DATA section start

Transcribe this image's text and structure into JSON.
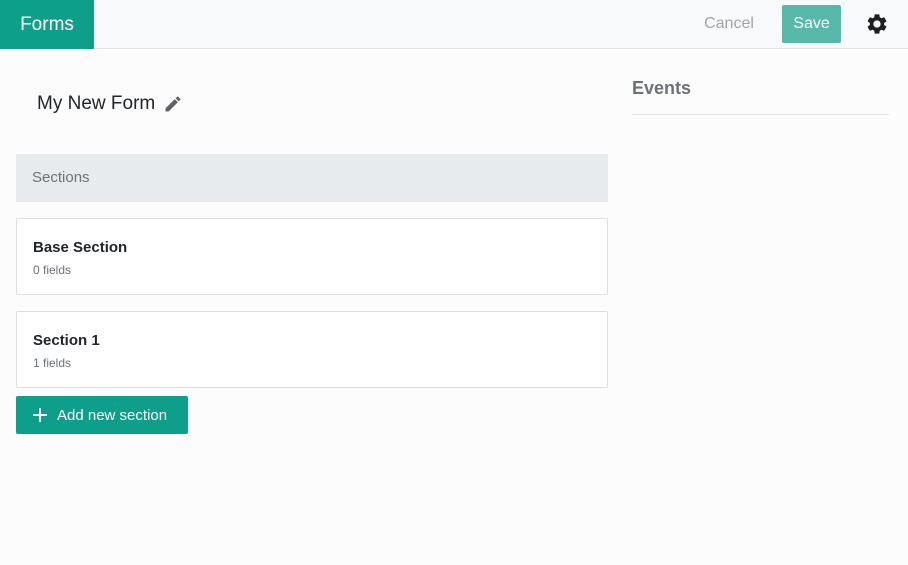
{
  "header": {
    "brand_label": "Forms",
    "cancel_label": "Cancel",
    "save_label": "Save",
    "settings_icon": "gear-icon"
  },
  "form": {
    "title": "My New Form",
    "edit_icon": "pencil-icon"
  },
  "sections": {
    "header_label": "Sections",
    "items": [
      {
        "name": "Base Section",
        "count": "0 fields"
      },
      {
        "name": "Section 1",
        "count": "1 fields"
      }
    ],
    "add_label": "Add new section"
  },
  "events": {
    "title": "Events"
  },
  "colors": {
    "accent": "#0e9f8a",
    "save_button": "#58b9aa",
    "sections_header_bg": "#e8ebee"
  }
}
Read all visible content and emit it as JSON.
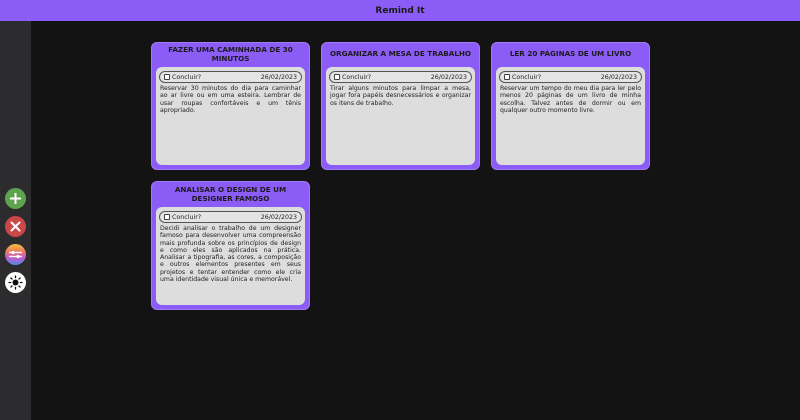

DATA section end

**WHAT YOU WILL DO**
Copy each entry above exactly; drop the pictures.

**TASK ANSWER**
Transcribe this image's text and structure into JSON.
{
  "header": {
    "brand_label": "Forms",
    "cancel_label": "Cancel",
    "save_label": "Save",
    "settings_icon": "gear-icon"
  },
  "form": {
    "title": "My New Form",
    "edit_icon": "pencil-icon"
  },
  "sections": {
    "header_label": "Sections",
    "items": [
      {
        "name": "Base Section",
        "count": "0 fields"
      },
      {
        "name": "Section 1",
        "count": "1 fields"
      }
    ],
    "add_label": "Add new section"
  },
  "events": {
    "title": "Events"
  },
  "colors": {
    "accent": "#0e9f8a",
    "save_button": "#58b9aa",
    "sections_header_bg": "#e8ebee"
  }
}
Read all visible content and emit it as JSON.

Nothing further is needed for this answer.